▶ _WHAT TO DO_
Look for the word "this" in the entries and copy each line where it appears.

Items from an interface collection
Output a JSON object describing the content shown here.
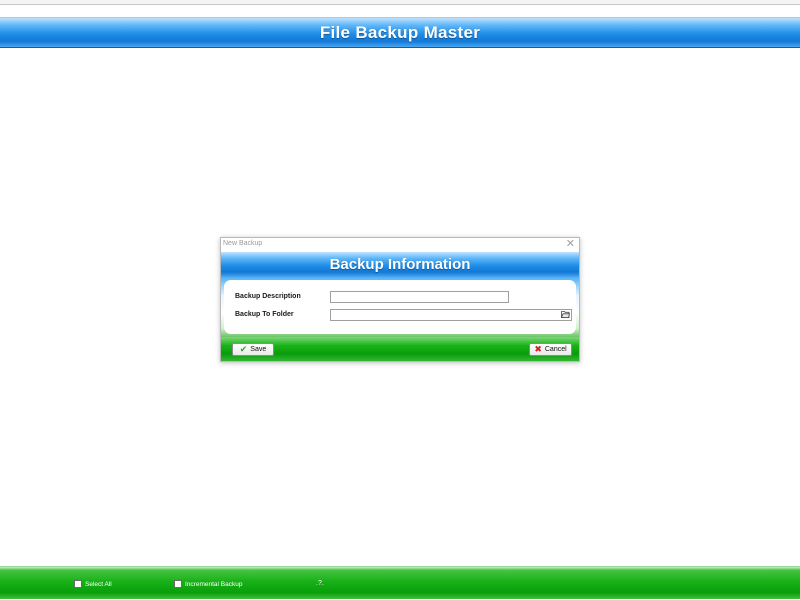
{
  "app": {
    "title": "File Backup Master"
  },
  "dialog": {
    "window_title": "New Backup",
    "close_glyph": "✕",
    "header_title": "Backup Information",
    "fields": {
      "description_label": "Backup Description",
      "description_value": "",
      "folder_label": "Backup To Folder",
      "folder_value": ""
    },
    "buttons": {
      "save_label": "Save",
      "cancel_label": "Cancel"
    },
    "icons": {
      "save": "check-icon",
      "cancel": "x-icon",
      "browse": "folder-open-icon"
    }
  },
  "bottom_bar": {
    "select_all_label": "Select All",
    "select_all_checked": false,
    "incremental_label": "Incremental Backup",
    "incremental_checked": false,
    "status_text": ".?."
  },
  "colors": {
    "header_blue": "#1f8de8",
    "footer_green": "#18b118",
    "background": "#ffffff"
  }
}
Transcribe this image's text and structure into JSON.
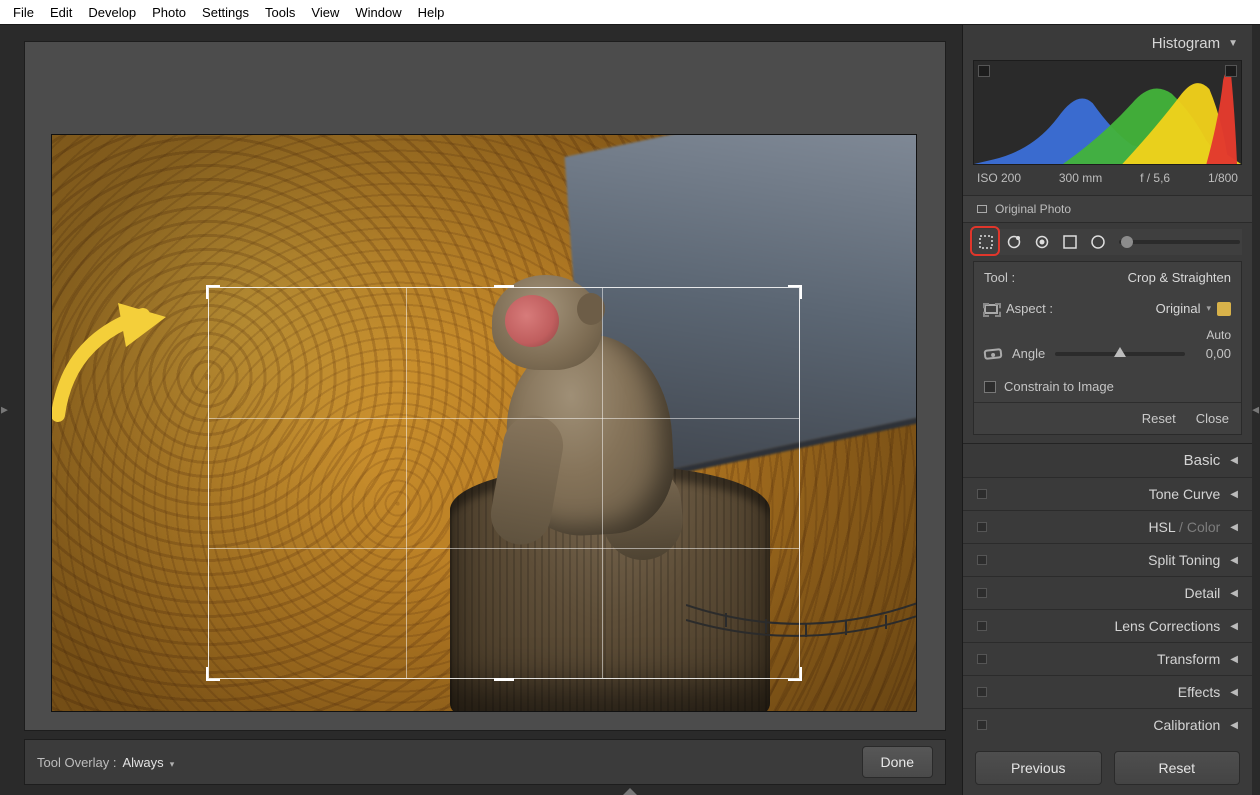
{
  "menu": {
    "items": [
      "File",
      "Edit",
      "Develop",
      "Photo",
      "Settings",
      "Tools",
      "View",
      "Window",
      "Help"
    ]
  },
  "right": {
    "histogram_title": "Histogram",
    "meta": {
      "iso": "ISO 200",
      "focal": "300 mm",
      "aperture": "f / 5,6",
      "shutter": "1/800"
    },
    "original_photo": "Original Photo",
    "tool_label": "Tool :",
    "tool_value": "Crop & Straighten",
    "aspect_label": "Aspect :",
    "aspect_value": "Original",
    "auto": "Auto",
    "angle_label": "Angle",
    "angle_value": "0,00",
    "constrain": "Constrain to Image",
    "reset": "Reset",
    "close": "Close",
    "panels": {
      "basic": "Basic",
      "tone_curve": "Tone Curve",
      "hsl": "HSL",
      "color": "Color",
      "split": "Split Toning",
      "detail": "Detail",
      "lens": "Lens Corrections",
      "transform": "Transform",
      "effects": "Effects",
      "calibration": "Calibration"
    },
    "previous": "Previous",
    "reset_footer": "Reset"
  },
  "bottom": {
    "overlay_label": "Tool Overlay :",
    "overlay_value": "Always",
    "done": "Done"
  }
}
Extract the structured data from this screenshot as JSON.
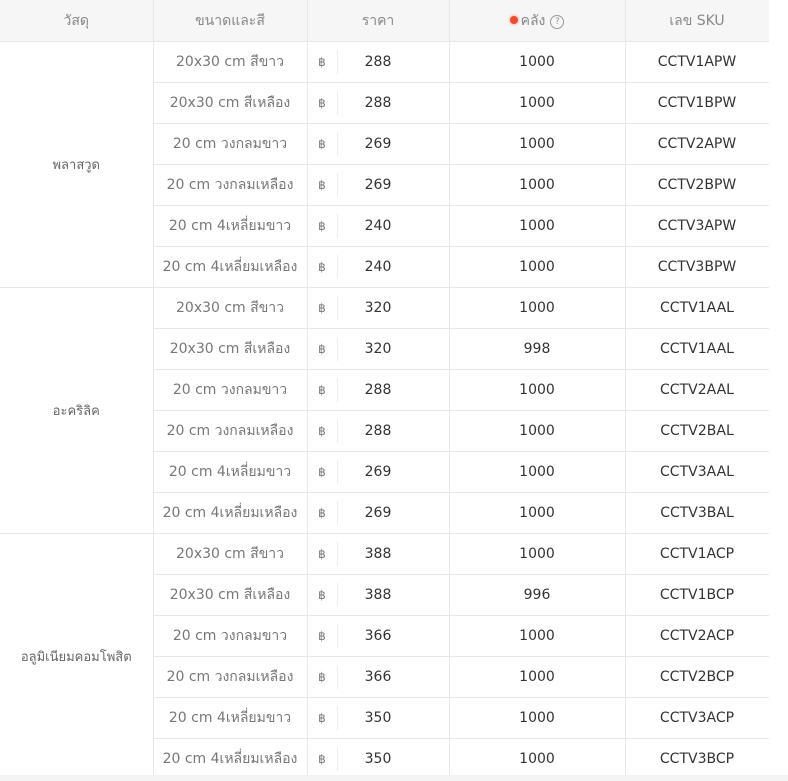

▶ _EXERCISE SOLUTION_
Transcribe this image's text and structure into JSON.
Extract the structured data from this screenshot as JSON.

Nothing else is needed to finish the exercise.